[Records from a dataset]
◆ ◆ ◆ ◆ ◆ ◆ ◆

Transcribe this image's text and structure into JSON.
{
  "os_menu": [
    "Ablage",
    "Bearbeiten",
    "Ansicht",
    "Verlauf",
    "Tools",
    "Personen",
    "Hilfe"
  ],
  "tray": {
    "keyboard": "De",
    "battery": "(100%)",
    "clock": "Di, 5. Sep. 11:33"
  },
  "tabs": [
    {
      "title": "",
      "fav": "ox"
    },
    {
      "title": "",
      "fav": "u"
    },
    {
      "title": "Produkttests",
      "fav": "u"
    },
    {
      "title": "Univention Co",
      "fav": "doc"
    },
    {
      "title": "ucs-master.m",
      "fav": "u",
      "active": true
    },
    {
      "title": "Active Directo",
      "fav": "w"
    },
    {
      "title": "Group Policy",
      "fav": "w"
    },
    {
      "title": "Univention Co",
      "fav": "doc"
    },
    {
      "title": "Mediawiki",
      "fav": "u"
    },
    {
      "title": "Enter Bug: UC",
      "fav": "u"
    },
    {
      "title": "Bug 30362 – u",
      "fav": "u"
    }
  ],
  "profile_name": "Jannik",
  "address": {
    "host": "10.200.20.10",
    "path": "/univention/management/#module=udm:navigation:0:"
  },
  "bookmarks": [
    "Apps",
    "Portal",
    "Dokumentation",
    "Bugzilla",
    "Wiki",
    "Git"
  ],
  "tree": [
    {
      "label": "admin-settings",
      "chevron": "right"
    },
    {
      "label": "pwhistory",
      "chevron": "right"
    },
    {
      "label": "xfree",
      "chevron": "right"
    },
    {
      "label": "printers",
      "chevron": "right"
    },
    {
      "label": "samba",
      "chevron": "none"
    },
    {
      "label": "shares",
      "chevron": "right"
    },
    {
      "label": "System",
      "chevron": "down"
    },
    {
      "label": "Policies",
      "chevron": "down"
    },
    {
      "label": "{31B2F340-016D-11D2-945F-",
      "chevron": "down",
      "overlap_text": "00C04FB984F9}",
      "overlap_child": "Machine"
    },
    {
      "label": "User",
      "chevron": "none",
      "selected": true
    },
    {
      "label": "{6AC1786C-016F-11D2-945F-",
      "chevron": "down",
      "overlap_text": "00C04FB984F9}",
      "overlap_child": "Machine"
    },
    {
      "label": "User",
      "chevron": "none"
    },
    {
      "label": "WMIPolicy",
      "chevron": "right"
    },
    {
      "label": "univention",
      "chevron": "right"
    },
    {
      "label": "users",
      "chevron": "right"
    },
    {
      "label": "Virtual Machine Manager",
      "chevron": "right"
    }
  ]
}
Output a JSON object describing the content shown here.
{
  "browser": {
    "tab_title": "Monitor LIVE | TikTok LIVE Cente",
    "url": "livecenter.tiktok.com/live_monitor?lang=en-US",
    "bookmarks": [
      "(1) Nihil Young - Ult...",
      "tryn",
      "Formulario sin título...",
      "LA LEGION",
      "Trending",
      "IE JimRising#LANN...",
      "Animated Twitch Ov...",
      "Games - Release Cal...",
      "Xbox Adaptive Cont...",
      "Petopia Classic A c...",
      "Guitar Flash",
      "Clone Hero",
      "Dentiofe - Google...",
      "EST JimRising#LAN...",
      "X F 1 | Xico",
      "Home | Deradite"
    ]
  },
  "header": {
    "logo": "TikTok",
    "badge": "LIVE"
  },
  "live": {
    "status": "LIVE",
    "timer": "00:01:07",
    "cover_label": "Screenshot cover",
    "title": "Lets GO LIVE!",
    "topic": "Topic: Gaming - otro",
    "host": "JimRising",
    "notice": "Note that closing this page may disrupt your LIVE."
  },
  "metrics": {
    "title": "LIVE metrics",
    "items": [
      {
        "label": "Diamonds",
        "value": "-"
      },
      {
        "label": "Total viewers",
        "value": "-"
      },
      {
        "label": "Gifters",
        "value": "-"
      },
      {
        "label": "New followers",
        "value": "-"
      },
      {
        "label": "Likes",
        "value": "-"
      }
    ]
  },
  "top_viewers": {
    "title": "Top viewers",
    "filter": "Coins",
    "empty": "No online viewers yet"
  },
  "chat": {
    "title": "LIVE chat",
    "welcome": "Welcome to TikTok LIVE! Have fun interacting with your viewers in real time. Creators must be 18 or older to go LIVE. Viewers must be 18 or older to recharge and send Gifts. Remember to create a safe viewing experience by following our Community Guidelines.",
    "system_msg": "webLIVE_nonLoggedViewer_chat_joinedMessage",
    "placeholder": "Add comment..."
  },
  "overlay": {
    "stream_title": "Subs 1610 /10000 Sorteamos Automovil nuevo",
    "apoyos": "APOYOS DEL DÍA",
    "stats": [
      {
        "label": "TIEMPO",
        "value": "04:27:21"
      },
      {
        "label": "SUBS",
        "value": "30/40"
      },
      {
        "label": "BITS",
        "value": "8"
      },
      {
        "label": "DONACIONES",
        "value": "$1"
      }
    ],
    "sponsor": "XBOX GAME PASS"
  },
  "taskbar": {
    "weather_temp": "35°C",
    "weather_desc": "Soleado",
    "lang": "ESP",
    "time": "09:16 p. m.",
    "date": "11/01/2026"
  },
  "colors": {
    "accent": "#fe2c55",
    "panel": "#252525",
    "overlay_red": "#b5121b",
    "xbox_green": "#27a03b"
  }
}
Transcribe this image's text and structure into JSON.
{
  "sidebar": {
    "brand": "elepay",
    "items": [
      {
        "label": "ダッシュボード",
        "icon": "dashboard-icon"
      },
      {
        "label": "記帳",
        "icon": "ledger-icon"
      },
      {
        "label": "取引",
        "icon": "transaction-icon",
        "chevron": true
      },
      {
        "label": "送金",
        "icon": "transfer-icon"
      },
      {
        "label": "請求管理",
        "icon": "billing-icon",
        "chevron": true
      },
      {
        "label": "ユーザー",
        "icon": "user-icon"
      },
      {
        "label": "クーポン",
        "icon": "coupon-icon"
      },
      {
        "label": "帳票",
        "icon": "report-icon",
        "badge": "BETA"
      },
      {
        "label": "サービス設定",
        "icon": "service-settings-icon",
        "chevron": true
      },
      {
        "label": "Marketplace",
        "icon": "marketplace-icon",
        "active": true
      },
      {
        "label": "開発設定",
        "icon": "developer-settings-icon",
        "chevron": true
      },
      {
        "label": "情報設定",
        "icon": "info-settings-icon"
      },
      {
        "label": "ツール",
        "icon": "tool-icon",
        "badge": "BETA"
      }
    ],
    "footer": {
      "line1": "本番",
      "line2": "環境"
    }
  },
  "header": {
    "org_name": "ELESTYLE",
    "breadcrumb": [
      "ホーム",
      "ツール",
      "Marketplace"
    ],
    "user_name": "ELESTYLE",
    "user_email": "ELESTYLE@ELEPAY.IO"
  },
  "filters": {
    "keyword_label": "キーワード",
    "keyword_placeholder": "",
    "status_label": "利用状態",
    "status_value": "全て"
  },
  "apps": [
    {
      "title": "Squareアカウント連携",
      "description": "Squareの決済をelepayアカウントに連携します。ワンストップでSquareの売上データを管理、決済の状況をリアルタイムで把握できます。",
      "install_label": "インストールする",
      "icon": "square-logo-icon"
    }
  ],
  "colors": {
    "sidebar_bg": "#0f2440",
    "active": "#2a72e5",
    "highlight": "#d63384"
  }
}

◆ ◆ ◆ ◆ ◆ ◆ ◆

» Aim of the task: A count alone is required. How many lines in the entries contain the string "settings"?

» Task answer: 4